Last week I had the opportunity to hear Saras Sarasvathy of UVA talk about her research on Effecutations. Generally, the idea is that people traditionally think of entrepreneurship as writing a business plan, building a financial model, raising money against that plan, and then executing the plan. Now, we know that’s not the case and books like the The Four Steps to the Epiphany and The Lean Startup advocate for a customer discovery process where feedback from potential customers drives the process from day one, and everything is an iterative process, not a big structured plan.
In a similar manner, Professor Sarasvathy lays out a process as follows:
- Who we are
What we know
Whom we know
(Bird in hand – what can we use right now that we already have)
- What can we do?
(Affordable loss – set an amount we’re willing to risk)
- Interact with other people
(Talk to anyone that will listen about the idea)
- Effectual stakeholder commitments
(Get a commitment from someone before doing anything e.g. get someone who will pay X if you provide a solution for Y)
- Repeat the process
The next time an entrepreneur says they’ve built a big business plan and need money to execute against it, share the effecutations process and explain that the most successful entrepreneurs start with a general direction and iterate based on feedback from potential stakeholders.
What else? What are some more thoughts on entrepreneurship as using your available resources and iterating on feedback?
2 thoughts on “Entrepreneurship as Using Available Resources and Iterating on Feedback”
Entirely right, great post and framework for how the start up process really works.

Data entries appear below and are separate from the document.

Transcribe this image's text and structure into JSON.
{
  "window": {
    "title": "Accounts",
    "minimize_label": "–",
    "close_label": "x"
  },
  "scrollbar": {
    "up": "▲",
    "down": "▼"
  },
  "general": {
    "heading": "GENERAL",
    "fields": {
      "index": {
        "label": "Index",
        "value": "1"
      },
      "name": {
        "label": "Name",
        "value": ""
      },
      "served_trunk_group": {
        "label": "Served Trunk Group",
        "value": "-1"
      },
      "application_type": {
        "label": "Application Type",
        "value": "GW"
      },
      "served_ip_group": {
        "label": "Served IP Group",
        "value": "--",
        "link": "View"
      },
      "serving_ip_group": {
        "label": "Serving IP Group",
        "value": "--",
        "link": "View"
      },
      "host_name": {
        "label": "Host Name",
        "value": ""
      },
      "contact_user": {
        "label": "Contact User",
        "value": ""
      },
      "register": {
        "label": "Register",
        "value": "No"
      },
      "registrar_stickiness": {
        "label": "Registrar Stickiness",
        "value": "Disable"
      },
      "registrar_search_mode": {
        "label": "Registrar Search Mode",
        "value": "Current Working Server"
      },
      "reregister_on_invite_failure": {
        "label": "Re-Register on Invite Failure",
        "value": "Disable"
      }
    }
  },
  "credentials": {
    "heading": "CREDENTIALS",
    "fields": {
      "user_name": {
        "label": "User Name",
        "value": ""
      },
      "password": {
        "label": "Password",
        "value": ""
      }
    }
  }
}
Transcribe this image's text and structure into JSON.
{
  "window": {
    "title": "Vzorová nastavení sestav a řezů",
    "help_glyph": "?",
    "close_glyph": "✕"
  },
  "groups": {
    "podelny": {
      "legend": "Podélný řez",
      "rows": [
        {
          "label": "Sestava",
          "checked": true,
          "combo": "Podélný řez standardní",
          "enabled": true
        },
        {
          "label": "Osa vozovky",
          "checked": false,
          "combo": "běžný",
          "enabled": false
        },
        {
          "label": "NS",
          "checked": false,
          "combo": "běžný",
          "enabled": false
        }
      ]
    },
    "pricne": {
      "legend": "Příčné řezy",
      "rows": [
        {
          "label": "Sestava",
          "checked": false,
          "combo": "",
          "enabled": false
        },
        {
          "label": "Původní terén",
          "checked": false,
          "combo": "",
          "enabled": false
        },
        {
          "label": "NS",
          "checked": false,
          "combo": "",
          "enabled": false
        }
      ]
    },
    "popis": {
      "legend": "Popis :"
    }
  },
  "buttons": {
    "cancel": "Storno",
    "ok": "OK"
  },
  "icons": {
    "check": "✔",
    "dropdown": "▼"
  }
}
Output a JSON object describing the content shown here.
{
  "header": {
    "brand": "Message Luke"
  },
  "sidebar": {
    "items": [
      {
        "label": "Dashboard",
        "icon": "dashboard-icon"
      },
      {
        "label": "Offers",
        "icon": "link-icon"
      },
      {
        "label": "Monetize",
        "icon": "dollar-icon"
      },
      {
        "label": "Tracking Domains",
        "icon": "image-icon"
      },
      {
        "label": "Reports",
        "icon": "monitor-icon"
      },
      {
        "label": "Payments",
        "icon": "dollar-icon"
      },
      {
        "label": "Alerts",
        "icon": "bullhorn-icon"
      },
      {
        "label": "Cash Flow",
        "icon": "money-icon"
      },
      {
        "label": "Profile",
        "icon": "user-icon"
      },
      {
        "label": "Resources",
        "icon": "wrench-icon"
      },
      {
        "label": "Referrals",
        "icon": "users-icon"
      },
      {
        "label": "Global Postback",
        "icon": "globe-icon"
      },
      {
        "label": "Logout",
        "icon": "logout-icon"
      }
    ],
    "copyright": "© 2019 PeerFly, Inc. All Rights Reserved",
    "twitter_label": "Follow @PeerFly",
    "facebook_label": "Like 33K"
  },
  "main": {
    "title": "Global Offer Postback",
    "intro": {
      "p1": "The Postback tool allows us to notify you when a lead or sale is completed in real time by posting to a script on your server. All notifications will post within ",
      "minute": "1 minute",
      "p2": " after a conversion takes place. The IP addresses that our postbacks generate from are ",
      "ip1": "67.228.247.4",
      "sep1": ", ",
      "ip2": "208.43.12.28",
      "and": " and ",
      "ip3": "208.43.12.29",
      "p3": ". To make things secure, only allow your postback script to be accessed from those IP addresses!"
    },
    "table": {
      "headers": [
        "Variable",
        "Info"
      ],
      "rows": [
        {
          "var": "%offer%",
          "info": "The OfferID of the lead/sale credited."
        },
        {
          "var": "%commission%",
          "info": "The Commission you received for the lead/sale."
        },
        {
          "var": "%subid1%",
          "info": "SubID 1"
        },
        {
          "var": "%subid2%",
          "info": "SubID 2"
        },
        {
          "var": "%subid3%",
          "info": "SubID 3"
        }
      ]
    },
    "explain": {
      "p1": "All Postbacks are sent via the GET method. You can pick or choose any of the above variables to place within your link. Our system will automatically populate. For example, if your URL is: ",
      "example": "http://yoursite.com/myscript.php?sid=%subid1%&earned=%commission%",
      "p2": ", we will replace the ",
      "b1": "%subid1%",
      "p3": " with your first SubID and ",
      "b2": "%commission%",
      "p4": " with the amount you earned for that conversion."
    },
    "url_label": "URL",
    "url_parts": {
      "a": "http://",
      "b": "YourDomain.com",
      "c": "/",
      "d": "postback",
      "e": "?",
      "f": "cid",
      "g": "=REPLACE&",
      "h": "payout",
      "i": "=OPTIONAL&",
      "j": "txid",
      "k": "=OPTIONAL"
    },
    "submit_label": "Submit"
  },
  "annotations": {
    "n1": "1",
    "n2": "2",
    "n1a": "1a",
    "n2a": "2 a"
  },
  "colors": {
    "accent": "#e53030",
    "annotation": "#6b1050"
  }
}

The initial idea and plan is only a starting point as assumptions are tested and revised constantly to find a better path.
Sarasvathy started the research in 1997 that led to the development of her effectuation theory and published it in 2001 as “What Makes Entrepreneurs Entrepreneurial” (See http://www.effectuation.org/paper/what-makes-entrepreneurs-entrepreneurial ) She also has two textbooks out https://www.amazon.com/Effectuation-Elements-Entrepreneurial-Expertise-Entrepreneurship/dp/1848445725/ and https://www.amazon.com/Effectual-Entrepreneurship-Stuart-Read/dp/0415586445/ I think her work comes closest to how expert entrepreneurs build successful startups, I blogged about it at http://www.skmurphy.com/blog/2010/02/07/saras-sarasvathys-effectual-reasoning-model-for-expert-entrepreneurs/